- **Problem**: Look through the data below and return each line where "JSON" appears.
BEGIN
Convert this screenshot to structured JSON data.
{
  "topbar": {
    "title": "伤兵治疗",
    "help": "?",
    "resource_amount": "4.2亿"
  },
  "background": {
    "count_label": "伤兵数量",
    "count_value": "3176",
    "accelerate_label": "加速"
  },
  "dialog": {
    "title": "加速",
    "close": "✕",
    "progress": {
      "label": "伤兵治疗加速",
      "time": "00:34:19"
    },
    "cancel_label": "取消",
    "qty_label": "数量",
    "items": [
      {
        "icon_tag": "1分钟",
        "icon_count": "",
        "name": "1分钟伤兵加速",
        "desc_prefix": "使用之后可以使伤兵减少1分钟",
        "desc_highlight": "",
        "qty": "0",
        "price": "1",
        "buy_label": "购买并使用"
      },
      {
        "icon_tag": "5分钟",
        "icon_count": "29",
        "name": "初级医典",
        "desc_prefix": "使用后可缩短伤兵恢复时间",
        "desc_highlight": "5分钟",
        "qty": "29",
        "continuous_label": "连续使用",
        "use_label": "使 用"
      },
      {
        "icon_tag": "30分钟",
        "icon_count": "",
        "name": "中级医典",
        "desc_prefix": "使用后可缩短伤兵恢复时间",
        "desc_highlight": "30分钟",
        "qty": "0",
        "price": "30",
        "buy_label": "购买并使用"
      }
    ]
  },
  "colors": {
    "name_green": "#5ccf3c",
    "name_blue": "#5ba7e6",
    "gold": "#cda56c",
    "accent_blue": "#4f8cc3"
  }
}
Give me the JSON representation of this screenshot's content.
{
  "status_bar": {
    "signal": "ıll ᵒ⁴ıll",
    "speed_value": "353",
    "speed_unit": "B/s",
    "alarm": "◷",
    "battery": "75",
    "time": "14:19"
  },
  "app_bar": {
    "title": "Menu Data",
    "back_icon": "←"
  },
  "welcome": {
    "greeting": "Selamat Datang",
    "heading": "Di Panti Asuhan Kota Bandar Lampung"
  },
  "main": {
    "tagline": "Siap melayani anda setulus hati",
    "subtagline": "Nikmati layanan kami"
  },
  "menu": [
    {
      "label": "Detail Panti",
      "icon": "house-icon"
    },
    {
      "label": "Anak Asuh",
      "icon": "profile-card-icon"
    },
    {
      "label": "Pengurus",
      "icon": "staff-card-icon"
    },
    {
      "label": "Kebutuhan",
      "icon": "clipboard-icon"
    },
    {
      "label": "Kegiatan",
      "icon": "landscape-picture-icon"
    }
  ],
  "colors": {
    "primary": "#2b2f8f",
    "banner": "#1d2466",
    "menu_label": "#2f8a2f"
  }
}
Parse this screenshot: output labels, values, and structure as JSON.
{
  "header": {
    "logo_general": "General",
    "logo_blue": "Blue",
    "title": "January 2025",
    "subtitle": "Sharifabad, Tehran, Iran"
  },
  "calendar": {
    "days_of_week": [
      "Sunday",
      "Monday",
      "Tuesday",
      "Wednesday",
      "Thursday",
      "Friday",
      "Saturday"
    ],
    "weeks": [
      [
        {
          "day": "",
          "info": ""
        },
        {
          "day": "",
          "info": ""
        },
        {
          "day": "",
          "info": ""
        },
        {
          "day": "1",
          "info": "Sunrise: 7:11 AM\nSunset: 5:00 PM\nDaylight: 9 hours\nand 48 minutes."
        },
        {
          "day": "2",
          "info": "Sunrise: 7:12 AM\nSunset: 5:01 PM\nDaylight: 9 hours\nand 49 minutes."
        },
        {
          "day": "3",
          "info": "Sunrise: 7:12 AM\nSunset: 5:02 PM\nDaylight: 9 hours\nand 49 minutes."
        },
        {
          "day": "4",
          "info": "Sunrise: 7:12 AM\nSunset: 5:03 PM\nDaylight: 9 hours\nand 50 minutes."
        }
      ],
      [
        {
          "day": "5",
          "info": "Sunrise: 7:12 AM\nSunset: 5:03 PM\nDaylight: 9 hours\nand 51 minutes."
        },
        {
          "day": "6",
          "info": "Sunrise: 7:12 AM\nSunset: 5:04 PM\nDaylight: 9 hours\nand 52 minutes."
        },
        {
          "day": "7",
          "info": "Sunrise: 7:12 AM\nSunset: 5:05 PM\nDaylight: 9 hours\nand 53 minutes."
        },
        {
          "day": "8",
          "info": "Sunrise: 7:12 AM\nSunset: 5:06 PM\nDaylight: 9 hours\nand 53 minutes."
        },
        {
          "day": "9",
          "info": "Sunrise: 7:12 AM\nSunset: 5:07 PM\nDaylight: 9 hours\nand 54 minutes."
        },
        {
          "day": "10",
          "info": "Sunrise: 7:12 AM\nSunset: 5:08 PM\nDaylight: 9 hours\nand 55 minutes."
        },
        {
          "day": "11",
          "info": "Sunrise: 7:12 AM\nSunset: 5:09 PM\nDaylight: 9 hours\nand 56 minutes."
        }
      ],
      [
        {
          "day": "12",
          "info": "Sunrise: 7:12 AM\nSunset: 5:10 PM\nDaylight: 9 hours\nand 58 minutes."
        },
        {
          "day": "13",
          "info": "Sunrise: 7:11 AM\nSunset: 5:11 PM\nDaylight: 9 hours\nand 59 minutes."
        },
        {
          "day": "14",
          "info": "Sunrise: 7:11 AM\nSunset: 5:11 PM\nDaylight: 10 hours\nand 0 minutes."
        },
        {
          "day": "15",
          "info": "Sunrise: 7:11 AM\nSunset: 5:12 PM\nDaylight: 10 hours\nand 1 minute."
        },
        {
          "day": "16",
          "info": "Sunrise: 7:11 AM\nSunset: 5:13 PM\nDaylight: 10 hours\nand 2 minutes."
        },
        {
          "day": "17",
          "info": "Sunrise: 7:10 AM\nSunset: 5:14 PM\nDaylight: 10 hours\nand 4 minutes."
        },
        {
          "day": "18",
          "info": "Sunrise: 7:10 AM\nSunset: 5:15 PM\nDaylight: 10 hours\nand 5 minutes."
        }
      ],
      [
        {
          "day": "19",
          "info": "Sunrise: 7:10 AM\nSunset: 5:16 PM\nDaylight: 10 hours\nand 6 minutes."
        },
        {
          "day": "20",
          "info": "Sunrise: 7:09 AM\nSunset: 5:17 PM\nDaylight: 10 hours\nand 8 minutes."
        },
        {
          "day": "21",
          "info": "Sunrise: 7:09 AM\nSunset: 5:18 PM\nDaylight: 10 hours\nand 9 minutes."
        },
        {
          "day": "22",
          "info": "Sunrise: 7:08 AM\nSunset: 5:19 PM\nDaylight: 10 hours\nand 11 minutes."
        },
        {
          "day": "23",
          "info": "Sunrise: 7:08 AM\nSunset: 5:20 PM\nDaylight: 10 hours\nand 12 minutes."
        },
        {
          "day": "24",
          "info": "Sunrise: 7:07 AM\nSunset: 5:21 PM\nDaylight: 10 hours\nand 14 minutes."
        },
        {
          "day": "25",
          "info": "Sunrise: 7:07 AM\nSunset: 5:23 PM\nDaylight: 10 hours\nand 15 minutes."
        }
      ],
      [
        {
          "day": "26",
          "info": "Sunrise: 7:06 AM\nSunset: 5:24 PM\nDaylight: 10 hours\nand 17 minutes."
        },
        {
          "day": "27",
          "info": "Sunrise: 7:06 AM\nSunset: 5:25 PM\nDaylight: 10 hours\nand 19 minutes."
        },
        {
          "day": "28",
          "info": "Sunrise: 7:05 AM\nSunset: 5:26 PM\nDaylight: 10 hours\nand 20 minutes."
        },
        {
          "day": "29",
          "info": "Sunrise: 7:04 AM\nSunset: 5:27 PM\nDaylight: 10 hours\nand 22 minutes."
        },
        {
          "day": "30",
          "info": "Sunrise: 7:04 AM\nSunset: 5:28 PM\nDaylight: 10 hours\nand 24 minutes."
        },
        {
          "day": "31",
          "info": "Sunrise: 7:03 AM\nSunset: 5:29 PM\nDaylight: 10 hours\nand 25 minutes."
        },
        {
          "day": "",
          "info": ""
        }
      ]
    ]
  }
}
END
- **Problem solution**:
Convert this screenshot to structured JSON data.
Give me the JSON representation of this screenshot's content.
Parse this screenshot: output labels, values, and structure as JSON.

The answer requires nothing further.